* YOUR INSTRUCTIONS
Each line that holds the string "phẩm" counts once. Say how many such lines the entries have, giving the number only.
---------------
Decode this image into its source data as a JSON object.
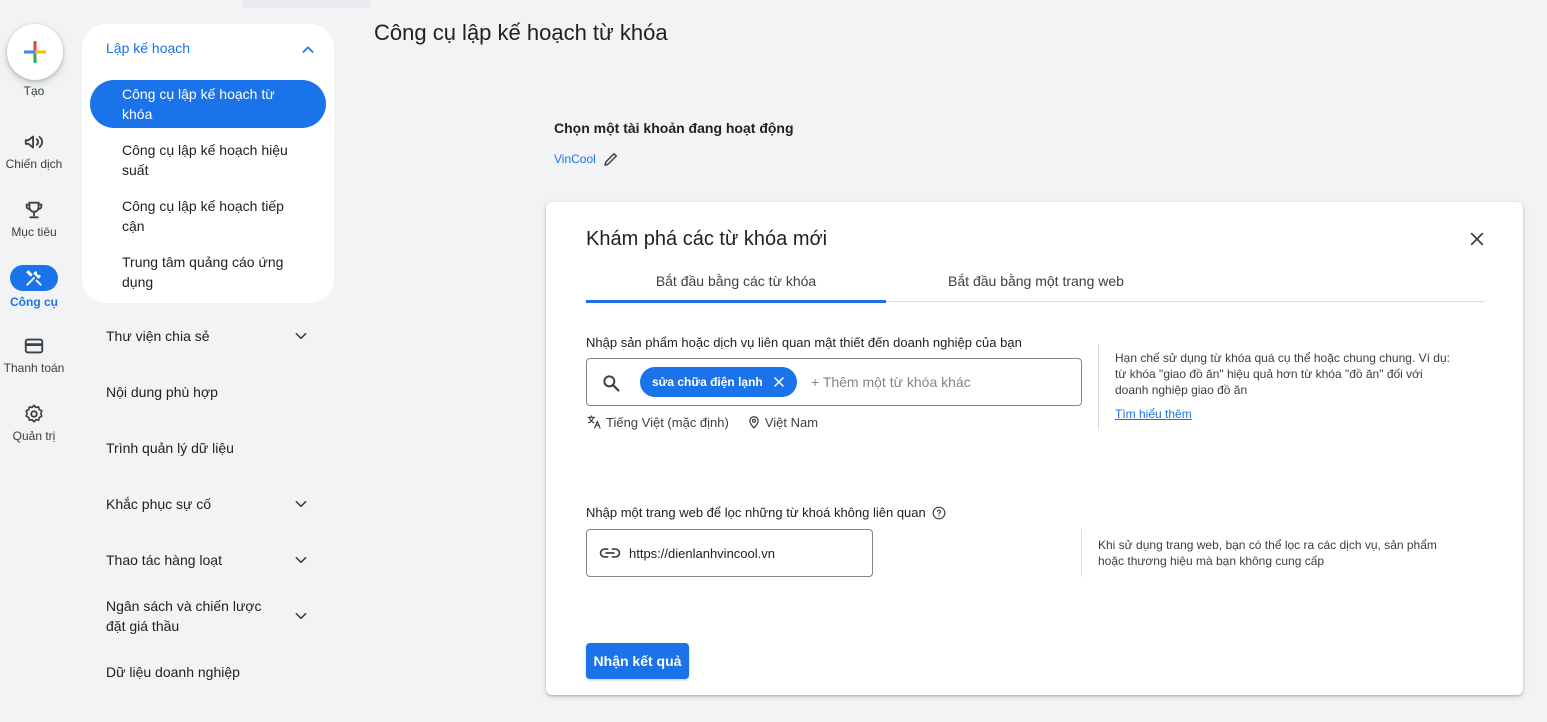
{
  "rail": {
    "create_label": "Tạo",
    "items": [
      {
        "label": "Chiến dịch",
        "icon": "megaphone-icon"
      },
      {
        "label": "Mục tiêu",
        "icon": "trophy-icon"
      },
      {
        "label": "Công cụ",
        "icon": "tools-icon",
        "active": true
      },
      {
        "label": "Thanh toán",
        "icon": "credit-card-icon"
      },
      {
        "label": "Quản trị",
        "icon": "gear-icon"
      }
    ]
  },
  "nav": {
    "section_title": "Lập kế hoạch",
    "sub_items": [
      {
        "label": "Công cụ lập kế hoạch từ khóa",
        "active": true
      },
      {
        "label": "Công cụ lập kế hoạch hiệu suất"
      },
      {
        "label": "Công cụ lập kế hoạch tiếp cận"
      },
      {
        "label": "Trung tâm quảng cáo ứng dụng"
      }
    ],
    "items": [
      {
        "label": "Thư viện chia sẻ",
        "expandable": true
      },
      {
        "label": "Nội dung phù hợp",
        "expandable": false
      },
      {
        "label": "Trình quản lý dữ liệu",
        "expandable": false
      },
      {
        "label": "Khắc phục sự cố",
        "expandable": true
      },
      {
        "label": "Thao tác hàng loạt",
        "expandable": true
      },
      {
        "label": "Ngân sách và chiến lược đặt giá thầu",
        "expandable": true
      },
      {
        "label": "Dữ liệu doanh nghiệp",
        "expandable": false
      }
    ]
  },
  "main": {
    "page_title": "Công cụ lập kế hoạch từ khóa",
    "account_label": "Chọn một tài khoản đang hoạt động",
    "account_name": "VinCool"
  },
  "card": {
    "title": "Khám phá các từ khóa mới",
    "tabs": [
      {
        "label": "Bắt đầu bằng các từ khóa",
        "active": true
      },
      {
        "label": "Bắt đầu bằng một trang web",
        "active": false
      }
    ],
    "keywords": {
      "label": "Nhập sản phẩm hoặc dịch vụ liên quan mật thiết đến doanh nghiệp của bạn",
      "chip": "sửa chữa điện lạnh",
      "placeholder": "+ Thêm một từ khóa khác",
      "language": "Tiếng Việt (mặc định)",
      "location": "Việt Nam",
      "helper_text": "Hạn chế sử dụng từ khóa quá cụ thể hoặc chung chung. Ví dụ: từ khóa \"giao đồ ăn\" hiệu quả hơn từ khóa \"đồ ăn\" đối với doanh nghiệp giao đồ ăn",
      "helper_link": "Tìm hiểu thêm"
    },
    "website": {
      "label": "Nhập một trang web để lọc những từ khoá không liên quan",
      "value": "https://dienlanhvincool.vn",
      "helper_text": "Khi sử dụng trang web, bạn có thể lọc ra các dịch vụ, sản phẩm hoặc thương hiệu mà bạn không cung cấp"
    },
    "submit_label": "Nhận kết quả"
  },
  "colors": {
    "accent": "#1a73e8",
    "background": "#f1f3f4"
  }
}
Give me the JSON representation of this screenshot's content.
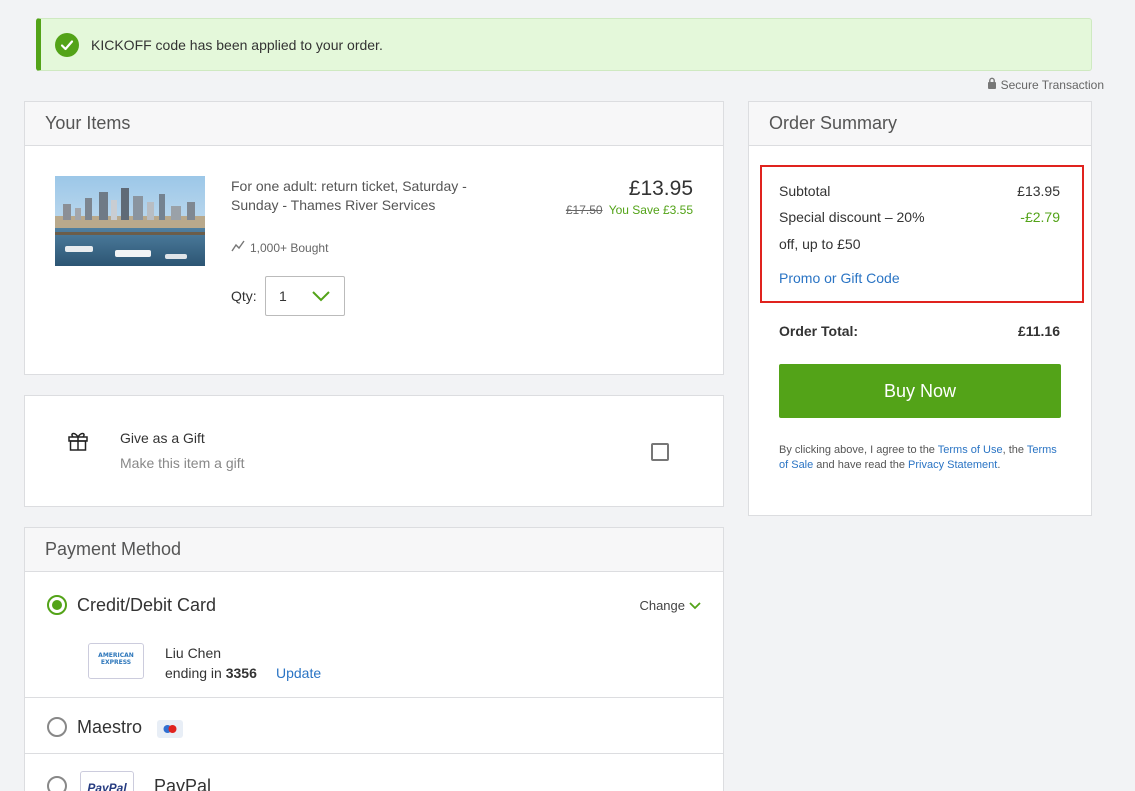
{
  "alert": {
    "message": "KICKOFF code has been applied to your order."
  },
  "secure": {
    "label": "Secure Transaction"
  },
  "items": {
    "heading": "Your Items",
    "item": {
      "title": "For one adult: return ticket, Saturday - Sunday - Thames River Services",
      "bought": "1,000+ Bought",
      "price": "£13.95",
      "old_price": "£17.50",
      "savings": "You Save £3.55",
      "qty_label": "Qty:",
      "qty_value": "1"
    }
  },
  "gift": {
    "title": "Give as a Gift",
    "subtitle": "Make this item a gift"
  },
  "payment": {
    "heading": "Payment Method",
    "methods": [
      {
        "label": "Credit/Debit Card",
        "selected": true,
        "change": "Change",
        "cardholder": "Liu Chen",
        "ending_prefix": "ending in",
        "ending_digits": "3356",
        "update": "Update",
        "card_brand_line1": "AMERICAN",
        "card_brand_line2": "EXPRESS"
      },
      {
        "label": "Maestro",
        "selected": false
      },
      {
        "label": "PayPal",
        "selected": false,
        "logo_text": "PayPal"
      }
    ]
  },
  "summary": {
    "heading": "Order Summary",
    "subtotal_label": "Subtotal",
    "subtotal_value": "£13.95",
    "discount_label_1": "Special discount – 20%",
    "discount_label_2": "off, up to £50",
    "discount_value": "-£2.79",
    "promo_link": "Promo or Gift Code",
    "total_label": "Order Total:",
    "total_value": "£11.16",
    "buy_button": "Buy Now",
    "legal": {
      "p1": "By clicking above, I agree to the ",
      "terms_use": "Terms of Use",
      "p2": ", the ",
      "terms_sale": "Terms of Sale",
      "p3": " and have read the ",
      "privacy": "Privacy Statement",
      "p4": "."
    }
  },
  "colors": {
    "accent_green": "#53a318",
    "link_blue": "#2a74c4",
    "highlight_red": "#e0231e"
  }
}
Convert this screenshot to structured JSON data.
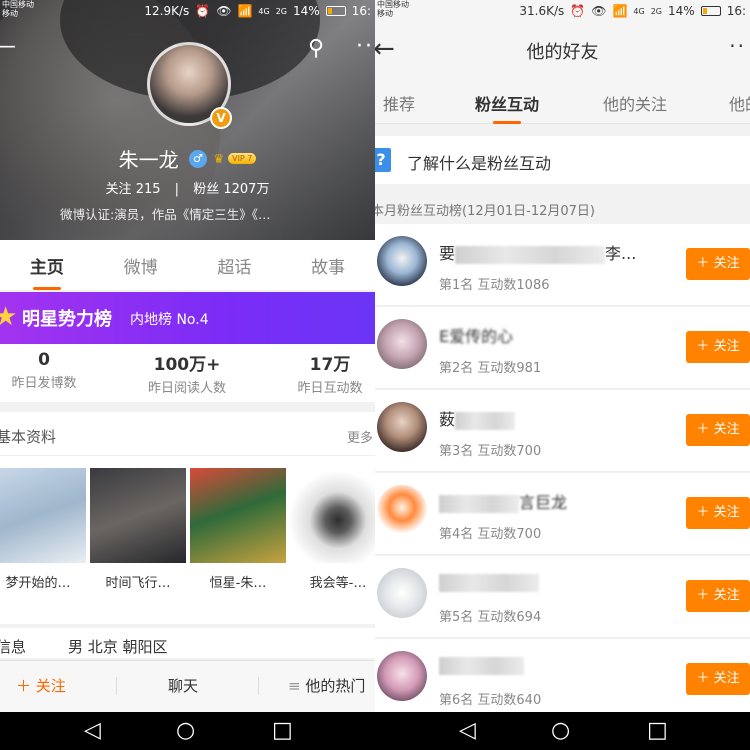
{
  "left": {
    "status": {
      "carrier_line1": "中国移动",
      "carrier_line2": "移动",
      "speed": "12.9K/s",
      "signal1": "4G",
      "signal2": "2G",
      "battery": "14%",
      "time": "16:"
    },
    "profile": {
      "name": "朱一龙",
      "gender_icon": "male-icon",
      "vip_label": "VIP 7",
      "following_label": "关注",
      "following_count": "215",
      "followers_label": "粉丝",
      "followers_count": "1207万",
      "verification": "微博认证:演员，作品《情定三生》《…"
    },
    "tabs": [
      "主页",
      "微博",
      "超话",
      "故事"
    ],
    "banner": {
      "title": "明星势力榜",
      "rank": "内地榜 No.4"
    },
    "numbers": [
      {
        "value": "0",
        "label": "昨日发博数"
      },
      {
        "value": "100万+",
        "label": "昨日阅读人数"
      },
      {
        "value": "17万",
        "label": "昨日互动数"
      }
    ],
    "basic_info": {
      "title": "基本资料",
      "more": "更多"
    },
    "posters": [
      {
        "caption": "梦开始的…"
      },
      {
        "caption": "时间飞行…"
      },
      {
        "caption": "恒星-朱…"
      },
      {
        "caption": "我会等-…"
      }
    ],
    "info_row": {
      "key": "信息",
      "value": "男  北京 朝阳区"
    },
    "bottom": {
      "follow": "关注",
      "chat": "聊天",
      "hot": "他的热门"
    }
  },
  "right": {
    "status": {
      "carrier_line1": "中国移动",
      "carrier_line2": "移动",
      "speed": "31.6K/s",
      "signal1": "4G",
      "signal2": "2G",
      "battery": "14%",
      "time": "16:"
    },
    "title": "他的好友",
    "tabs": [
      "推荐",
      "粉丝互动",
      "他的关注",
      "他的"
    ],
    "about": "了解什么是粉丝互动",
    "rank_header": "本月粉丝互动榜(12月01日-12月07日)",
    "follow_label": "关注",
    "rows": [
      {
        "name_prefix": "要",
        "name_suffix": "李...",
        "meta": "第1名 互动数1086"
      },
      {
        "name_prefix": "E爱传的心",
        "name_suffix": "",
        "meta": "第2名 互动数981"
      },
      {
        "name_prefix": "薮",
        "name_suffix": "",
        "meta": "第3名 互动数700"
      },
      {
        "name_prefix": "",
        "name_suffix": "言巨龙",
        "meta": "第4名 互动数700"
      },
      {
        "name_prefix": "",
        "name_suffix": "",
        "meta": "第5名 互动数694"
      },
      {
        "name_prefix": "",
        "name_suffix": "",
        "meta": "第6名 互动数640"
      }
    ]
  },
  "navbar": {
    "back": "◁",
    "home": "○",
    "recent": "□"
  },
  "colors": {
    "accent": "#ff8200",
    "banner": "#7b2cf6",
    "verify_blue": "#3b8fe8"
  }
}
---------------
* ANSWER SECTION
2